More articles by:

2016 Fund Drive
Smart. Fierce. Uncompromised.
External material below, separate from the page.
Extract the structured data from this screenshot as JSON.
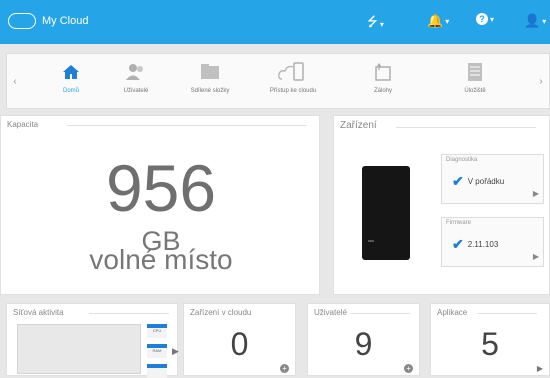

Support CounterPunch Now!

  • cp-store
  • donate paypal

CounterPunch Magazine


Weekend Edition
October 21, 2016
Friday - Sunday
John Wight
Hillary Clinton and the Brutal Murder of Qaddafi
Jeffrey St. Clair
Roaming Charges: Trump’s Naked and Hillary’s Dead
John W. Whitehead
American Psycho: Sex, Lies and Politics Add Up to a Terrifying Election Season
Patrick Cockburn
13 Years of War: Mosul’s Frightening and Uncertain Future
Rob Urie
Name the Dangerous Candidate
Pepe Escobar
The Aleppo / Mosul Riddle
David Rosen
The War on Drugs is a Racket
Sami Siegelbaum
Once More, the Value of the Humanities
Neve Gordon
Israel’s Boycott Hypocrisy
Mark Hand
Of Pipelines and Protest Pens: When the Press Loses Its Shield
Victor Wallis
On the Stealing of U.S. Elections
Michael Hudson
The Return of the Repressed Critique of Rentiers: Veblen in the 21st century Rentier Capitalism
Brian Cloughley
Drumbeats of Anti-Russia Confrontation From Washington to London
Howard Lisnoff
Still Licking Our Wounds and Hoping for Change
Brian Gruber
Iraq: There Is No State
Peter Lee
Trump: We Wish the Problem Was Fascism
Steve Early
In Bay Area Refinery Town: Berniecrats & Clintonites Clash Over Rent Control
Peter Linebaugh
Ron Suny and the Marxist Commune: a Note
Andre Vltchek
Sudan, Africa and the Mosaic of Horrors
Keith Binkly
The Russians Have Been Hacking Us For Years, Why Is It a Crisis Now?
Jonathan Cook
Adam Curtis: Another Manager of Perceptions
Ted Dace
The Fall
Cathy Breen
“Today Is One of the Heaviest Days of My Life”
Susana Hurlich
Hurricane Matthew: an Overview of the Damages in Cuba
Dave Lindorff
Screwing With and Screwing the Elderly and Disabled
Chandra Muzaffar
Cuba: Rejecting Sanctions, Sending a Message
Dennis Kucinich
War or Peace?
Kristine Mattis
All Solutions are Inadequate: Why It Doesn’t Matter If Politicians Mention Climate Change
Jack Rasmus
Behind The 3rd US Presidential Debate—What’s Coming in 2017
Ron Jacobs
A Theory of Despair?
Gilbert Mercier
Globalist Clinton: Clear and Present Danger to World Peace
James A Haught
Many Struggles Won Religious Freedom
Kollibri terre Sonnenblume
Dear Fellow Gen Xers: Let’s Step Aside for the Millennials
Uri Avnery
The Peres Funeral Ruckus
Winslow Myers
Christopher Brauchli
Wonder Woman at the UN
James McEnteer
Art of the Feel
Lee Ballinger
Tupac: Holler If You Hear Him
Charles R. Larson
Review: Sjón’s “Moonstone: the Boy Who Never Was”
October 20, 2016
Eric Draitser
Syria and the Left: Time to Break the Silence
Jeffrey St. Clair
Extreme Unction: Illusions of Democracy in Vegas
Binoy Kampmark
Digital Information Warfare: WikiLeaks, Assange and the US Presidential Elections
Jonathan Cook
Israel’s Bogus History Lesson
Bruce Mastron
Killing the Messenger, Again
Anthony DiMaggio
Lesser Evil Voting and Prospects for a Progressive Third Party